Non-economic damages include those types of damages which do not necessarily involve out-of-pocket expenses. They are often more subjective and more difficult to assign a specific monetary value to except that value determined by the judge or jury.
Defendants may have liability for non-economic damages, including (but not limited to):
- Pain and suffering,
- Loss of consortium,
- Emotional distress,
- Physical impairment (such as loss of the use of a limb or organ),
- Inconvenience, and
- Loss of life enjoyment.
California does not place caps on non-economic damages in personal injury cases the way many states do. This means that whatever fair and reasonable value of non-economic damages the jury finds will generally be the amount the several parties will have to pay for the injuries they caused.

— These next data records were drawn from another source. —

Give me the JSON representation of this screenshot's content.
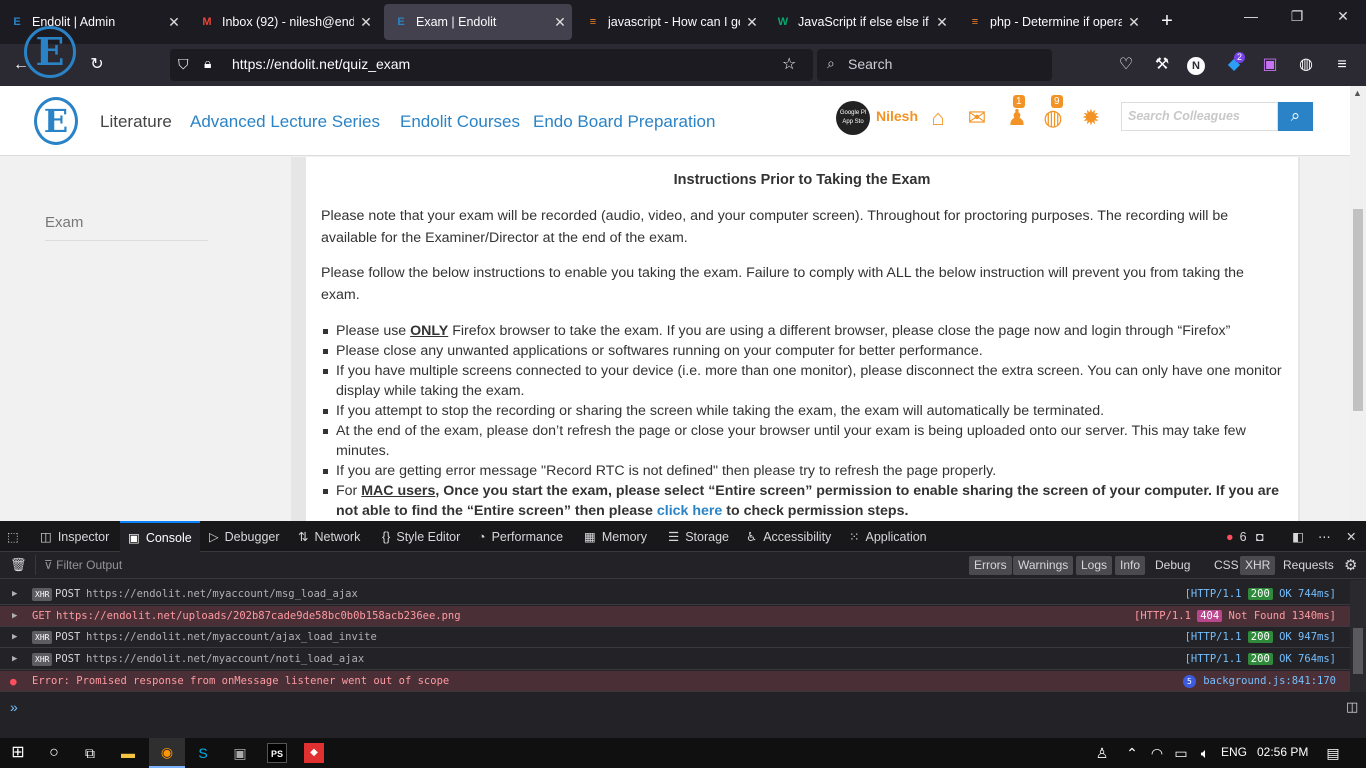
{
  "tabs": [
    {
      "title": "Endolit | Admin",
      "favicon": "endolit-logo-icon"
    },
    {
      "title": "Inbox (92) - nilesh@endol",
      "favicon": "gmail-icon"
    },
    {
      "title": "Exam | Endolit",
      "favicon": "endolit-logo-icon",
      "active": true
    },
    {
      "title": "javascript - How can I get",
      "favicon": "stackoverflow-icon"
    },
    {
      "title": "JavaScript if else else if",
      "favicon": "w3schools-icon"
    },
    {
      "title": "php - Determine if operat",
      "favicon": "stackoverflow-icon"
    }
  ],
  "url": "https://endolit.net/quiz_exam",
  "search_placeholder": "Search",
  "notification_count": "2",
  "site": {
    "menu": [
      "Literature",
      "Advanced Lecture Series",
      "Endolit Courses",
      "Endo Board Preparation"
    ],
    "user_name": "Nilesh",
    "app_badge_line1": "Google Pl",
    "app_badge_line2": "App Sto",
    "badge_requests": "1",
    "badge_globe": "9",
    "search_placeholder": "Search Colleagues",
    "sidebar_item": "Exam"
  },
  "content": {
    "heading": "Instructions Prior to Taking the Exam",
    "para1": "Please note that your exam will be recorded (audio, video, and your computer screen). Throughout for proctoring purposes. The recording will be available for the Examiner/Director at the end of the exam.",
    "para2": "Please follow the below instructions to enable you taking the exam. Failure to comply with ALL the below instruction will prevent you from taking the exam.",
    "b1_pre": "Please use ",
    "b1_strong": "ONLY",
    "b1_post": " Firefox browser to take the exam. If you are using a different browser, please close the page now and login through “Firefox”",
    "b2": "Please close any unwanted applications or softwares running on your computer for better performance.",
    "b3": "If you have multiple screens connected to your device (i.e. more than one monitor), please disconnect the extra screen. You can only have one monitor display while taking the exam.",
    "b4": "If you attempt to stop the recording or sharing the screen while taking the exam, the exam will automatically be terminated.",
    "b5": "At the end of the exam, please don’t refresh the page or close your browser until your exam is being uploaded onto our server. This may take few minutes.",
    "b6": "If you are getting error message \"Record RTC is not defined\" then please try to refresh the page properly.",
    "b7_pre": "For ",
    "b7_mac": "MAC users",
    "b7_mid": ", Once you start the exam, please select “Entire screen” permission to enable sharing the screen of your computer. If you are not able to find the “Entire screen” then please ",
    "b7_link": "click here",
    "b7_post": " to check permission steps."
  },
  "devtools": {
    "tabs": [
      "Inspector",
      "Console",
      "Debugger",
      "Network",
      "Style Editor",
      "Performance",
      "Memory",
      "Storage",
      "Accessibility",
      "Application"
    ],
    "error_count": "6",
    "filter_placeholder": "Filter Output",
    "filters": [
      "Errors",
      "Warnings",
      "Logs",
      "Info",
      "Debug",
      "CSS",
      "XHR",
      "Requests"
    ],
    "rows": [
      {
        "type": "xhr",
        "method": "POST",
        "url": "https://endolit.net/myaccount/msg_load_ajax",
        "proto": "[HTTP/1.1",
        "status": "200",
        "tail": "OK 744ms]"
      },
      {
        "type": "err404",
        "method": "GET",
        "url": "https://endolit.net/uploads/202b87cade9de58bc0b0b158acb236ee.png",
        "proto": "[HTTP/1.1",
        "status": "404",
        "tail": "Not Found 1340ms]"
      },
      {
        "type": "xhr",
        "method": "POST",
        "url": "https://endolit.net/myaccount/ajax_load_invite",
        "proto": "[HTTP/1.1",
        "status": "200",
        "tail": "OK 947ms]"
      },
      {
        "type": "xhr",
        "method": "POST",
        "url": "https://endolit.net/myaccount/noti_load_ajax",
        "proto": "[HTTP/1.1",
        "status": "200",
        "tail": "OK 764ms]"
      }
    ],
    "error_message": "Error: Promised response from onMessage listener went out of scope",
    "error_repeat": "5",
    "error_source": "background.js:841:170",
    "xhr_label": "XHR"
  },
  "taskbar": {
    "lang": "ENG",
    "time": "02:56 PM"
  },
  "colors": {
    "accent": "#2a83c6",
    "brand_orange": "#f39325",
    "devtools_bg": "#232327"
  }
}
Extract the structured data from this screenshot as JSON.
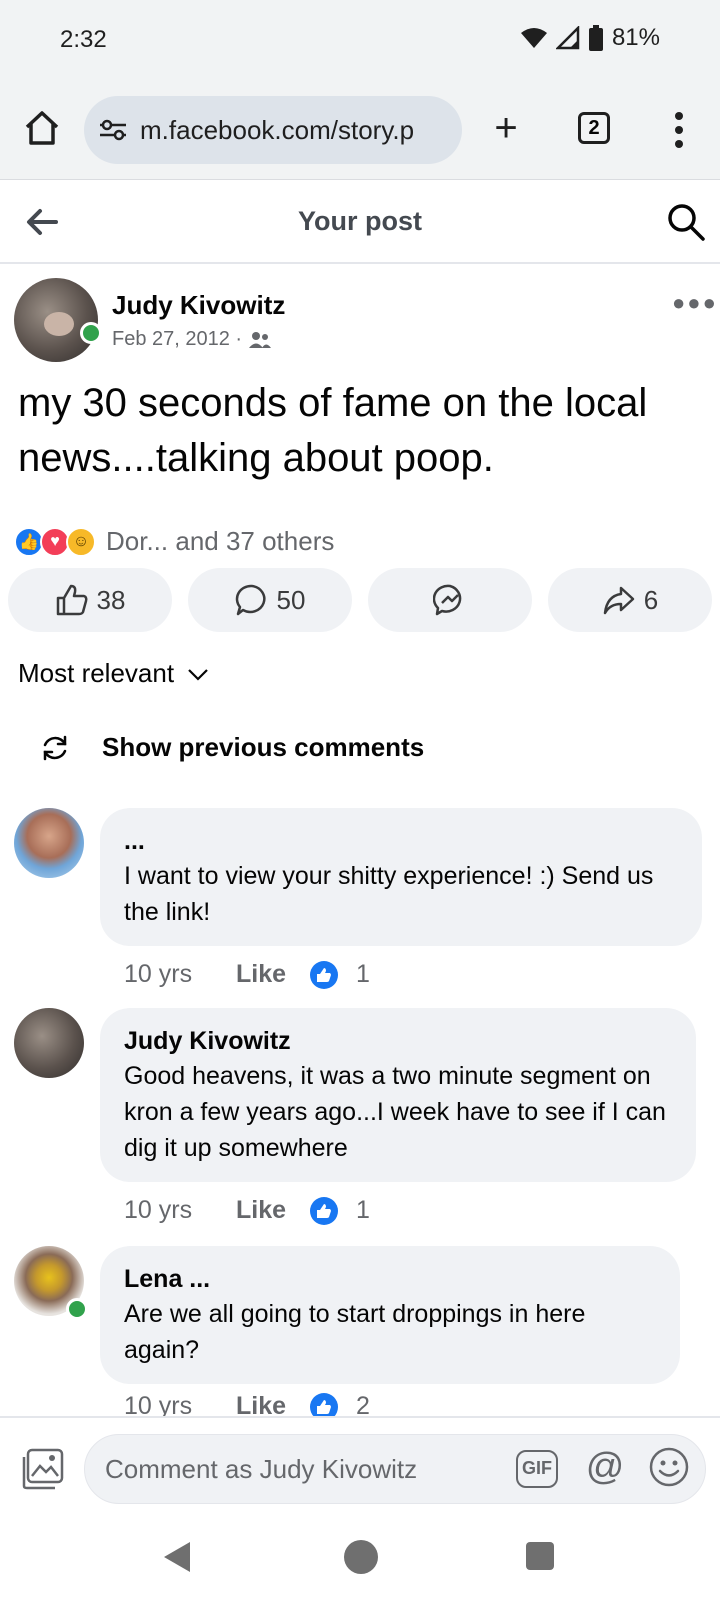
{
  "status_bar": {
    "time": "2:32",
    "battery": "81%"
  },
  "browser": {
    "url": "m.facebook.com/story.p",
    "tab_count": "2"
  },
  "header": {
    "title": "Your post"
  },
  "post": {
    "author": "Judy Kivowitz",
    "date": "Feb 27, 2012 ·",
    "text": "my 30 seconds of fame on the local news....talking about poop.",
    "reaction_summary": "Dor... and 37 others",
    "like_count": "38",
    "comment_count": "50",
    "share_count": "6"
  },
  "sort_label": "Most relevant",
  "show_previous_label": "Show previous comments",
  "comments": [
    {
      "author": "...",
      "text": "I want to view your shitty experience! :)  Send us the link!",
      "time": "10 yrs",
      "like_label": "Like",
      "reactions": "1"
    },
    {
      "author": "Judy Kivowitz",
      "text": "Good heavens, it was a two minute segment on kron a few years ago...I week have to see if I can dig it up somewhere",
      "time": "10 yrs",
      "like_label": "Like",
      "reactions": "1"
    },
    {
      "author": "Lena ...",
      "text": "Are we all going to start droppings in here again?",
      "time": "10 yrs",
      "like_label": "Like",
      "reactions": "2"
    }
  ],
  "composer": {
    "placeholder": "Comment as Judy Kivowitz",
    "gif_label": "GIF",
    "mention_label": "@"
  },
  "colors": {
    "accent": "#1877f2",
    "bubble": "#f0f2f5",
    "online": "#31a24c"
  },
  "icons": {
    "home": "home-icon",
    "site_settings": "tune-icon",
    "new_tab": "plus-icon",
    "tabs": "tabs-icon",
    "menu": "kebab-icon",
    "back": "arrow-left-icon",
    "search": "search-icon",
    "like": "thumbs-up-icon",
    "comment": "comment-icon",
    "messenger": "messenger-icon",
    "share": "share-icon"
  }
}
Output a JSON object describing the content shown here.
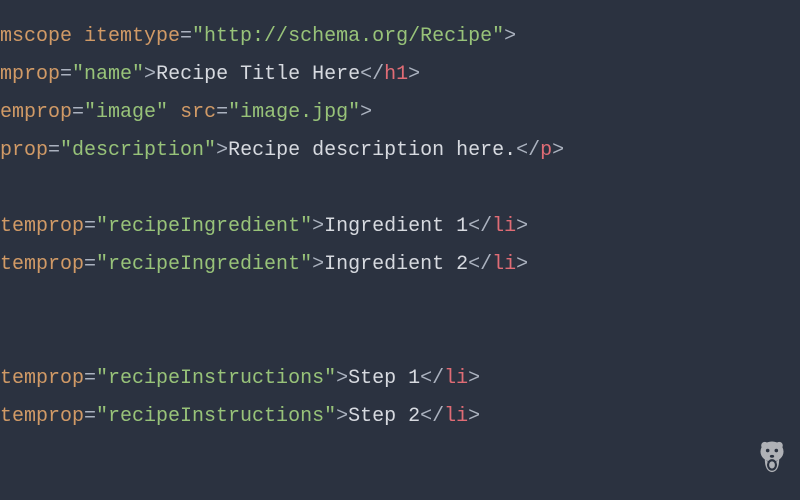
{
  "lines": [
    {
      "segments": [
        {
          "t": "mscope ",
          "c": "attr-name"
        },
        {
          "t": "itemtype",
          "c": "attr-name"
        },
        {
          "t": "=",
          "c": "operator"
        },
        {
          "t": "\"http://schema.org/Recipe\"",
          "c": "string"
        },
        {
          "t": ">",
          "c": "tag-bracket"
        }
      ]
    },
    {
      "segments": [
        {
          "t": "mprop",
          "c": "attr-name"
        },
        {
          "t": "=",
          "c": "operator"
        },
        {
          "t": "\"name\"",
          "c": "string"
        },
        {
          "t": ">",
          "c": "tag-bracket"
        },
        {
          "t": "Recipe Title Here",
          "c": "text"
        },
        {
          "t": "</",
          "c": "tag-bracket"
        },
        {
          "t": "h1",
          "c": "tag-name"
        },
        {
          "t": ">",
          "c": "tag-bracket"
        }
      ]
    },
    {
      "segments": [
        {
          "t": "emprop",
          "c": "attr-name"
        },
        {
          "t": "=",
          "c": "operator"
        },
        {
          "t": "\"image\"",
          "c": "string"
        },
        {
          "t": " ",
          "c": "text"
        },
        {
          "t": "src",
          "c": "attr-name"
        },
        {
          "t": "=",
          "c": "operator"
        },
        {
          "t": "\"image.jpg\"",
          "c": "string"
        },
        {
          "t": ">",
          "c": "tag-bracket"
        }
      ]
    },
    {
      "segments": [
        {
          "t": "prop",
          "c": "attr-name"
        },
        {
          "t": "=",
          "c": "operator"
        },
        {
          "t": "\"description\"",
          "c": "string"
        },
        {
          "t": ">",
          "c": "tag-bracket"
        },
        {
          "t": "Recipe description here.",
          "c": "text"
        },
        {
          "t": "</",
          "c": "tag-bracket"
        },
        {
          "t": "p",
          "c": "tag-name"
        },
        {
          "t": ">",
          "c": "tag-bracket"
        }
      ]
    },
    {
      "segments": []
    },
    {
      "segments": [
        {
          "t": "temprop",
          "c": "attr-name"
        },
        {
          "t": "=",
          "c": "operator"
        },
        {
          "t": "\"recipeIngredient\"",
          "c": "string"
        },
        {
          "t": ">",
          "c": "tag-bracket"
        },
        {
          "t": "Ingredient 1",
          "c": "text"
        },
        {
          "t": "</",
          "c": "tag-bracket"
        },
        {
          "t": "li",
          "c": "tag-name"
        },
        {
          "t": ">",
          "c": "tag-bracket"
        }
      ]
    },
    {
      "segments": [
        {
          "t": "temprop",
          "c": "attr-name"
        },
        {
          "t": "=",
          "c": "operator"
        },
        {
          "t": "\"recipeIngredient\"",
          "c": "string"
        },
        {
          "t": ">",
          "c": "tag-bracket"
        },
        {
          "t": "Ingredient 2",
          "c": "text"
        },
        {
          "t": "</",
          "c": "tag-bracket"
        },
        {
          "t": "li",
          "c": "tag-name"
        },
        {
          "t": ">",
          "c": "tag-bracket"
        }
      ]
    },
    {
      "segments": []
    },
    {
      "segments": []
    },
    {
      "segments": [
        {
          "t": "temprop",
          "c": "attr-name"
        },
        {
          "t": "=",
          "c": "operator"
        },
        {
          "t": "\"recipeInstructions\"",
          "c": "string"
        },
        {
          "t": ">",
          "c": "tag-bracket"
        },
        {
          "t": "Step 1",
          "c": "text"
        },
        {
          "t": "</",
          "c": "tag-bracket"
        },
        {
          "t": "li",
          "c": "tag-name"
        },
        {
          "t": ">",
          "c": "tag-bracket"
        }
      ]
    },
    {
      "segments": [
        {
          "t": "temprop",
          "c": "attr-name"
        },
        {
          "t": "=",
          "c": "operator"
        },
        {
          "t": "\"recipeInstructions\"",
          "c": "string"
        },
        {
          "t": ">",
          "c": "tag-bracket"
        },
        {
          "t": "Step 2",
          "c": "text"
        },
        {
          "t": "</",
          "c": "tag-bracket"
        },
        {
          "t": "li",
          "c": "tag-name"
        },
        {
          "t": ">",
          "c": "tag-bracket"
        }
      ]
    }
  ]
}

The exception, however, is with medical malpractice cases. There is a cap on your damages for pain and suffering in these types of cases.
As of January 1, 2023, the cap for wrongful death cases is $500,000. Then each new year, the cap increases by $50,000 until it reaches $1 million.
For non-wrongful death cases, the cap is $350,000. Then each new year, the cap increases by $40,000 until it reaches $750,000.4
Each responsible party will only be obligated to pay the amount of non-economic damages which corresponds to their percentage of fault. Unlike economic damages, you may not collect the whole sum from one party.
Example: Continuing with John’s example, the jury also decided that he should be awarded $100,000. Remember that the jury determined that Carol was 35% responsible for the accident and that Frank was 65% responsible. This means that Carol can only be required to pay $35,000 of the non-economic damage award, not the entire $100,000.
The rule that joint and several liability will not apply to non-economic damages only applies to negligence cases. When the personal injury occurred as a result of intentional acts of multiple parties, joint and several liability will apply to all parties for both types of damages.5
Example: Harrison is beaten up by Lloyd and Drake. Harrison files a battery lawsuit against the two for his injuries. The jury finds that Harrison is entitled to $40,000 in economic damages and $60,000 in non-economic damages. Harrison can get the entire $100,000 damages award from either Drake or Lloyd.
- Legal Information Institute. Joint and Several Liability. Also learn about principles of comparative fault and comparative negligence, product liability, and vicarious liability. See also B.B. v. County of Los Angeles, (2020) 10 Cal. 5th 1, 471 P.3d 329.
- CACI No. 3933. Damages From Multiple Defendants; CACI No. 406. Apportionment of Responsibility; Cal. Civ. Code § 1431.2; see also People v. Koenig, (2020) 58 Cal. App. 5th 771, 272 Cal. Rptr. 3d 732; Dafonte v. Up-Right (1992) 2 Cal.4th 593; Carr v. Cove (1973) 33 Cal.App.3d 851; Myrick v. Mastagni (2010) 185 Cal.App.4th 1082; Romine v. Johnson Controls, Inc. (2014) 224 Cal.App.4th 990; Bayer-Bel v. Litovsky (2008) 159 Cal.App.4th 396; Scott v. C. R. Bard, Inc. (2014) 231 Cal.App.4th 763; Wilson v. Ritto (2003) 105 Cal.App.4th 361; Taylor v. John Crane, Inc. (2003) 113 Cal.App.4th 1063; Vollaro v. Lispi (2014) 224 Cal.App.4th 93; Pfeifer v. John Crane, Inc. (2013) 220 Cal.App.4th 1270;American Motorcycle Assn. v. Superior Court (1978) 20 Cal.3d 578; Stewart v. Union Carbide Corp. (2010) 190 Cal.App.4th 23. Note that some other states have adopted a pure rule of several liability. This is where each defendant only pays for whatever percentage of damages they are at fault for.
- See footnote 2. See also Goodman v. Lozano, (2010) 223 P.3d 77, 47 Cal.4th 1327, 104 Cal.Rptr.3d 219 (In partial settlements, non-settling defendants should get asetoff of judgments which they are jointly and severally liable for.)
- California Civil Code 3333.2(b). Assembly Bill 35 (2022).
- Thomas v. Duggins Const. Co., Inc., 139 Cal.App.4th 1105, 1112-1113 (2006).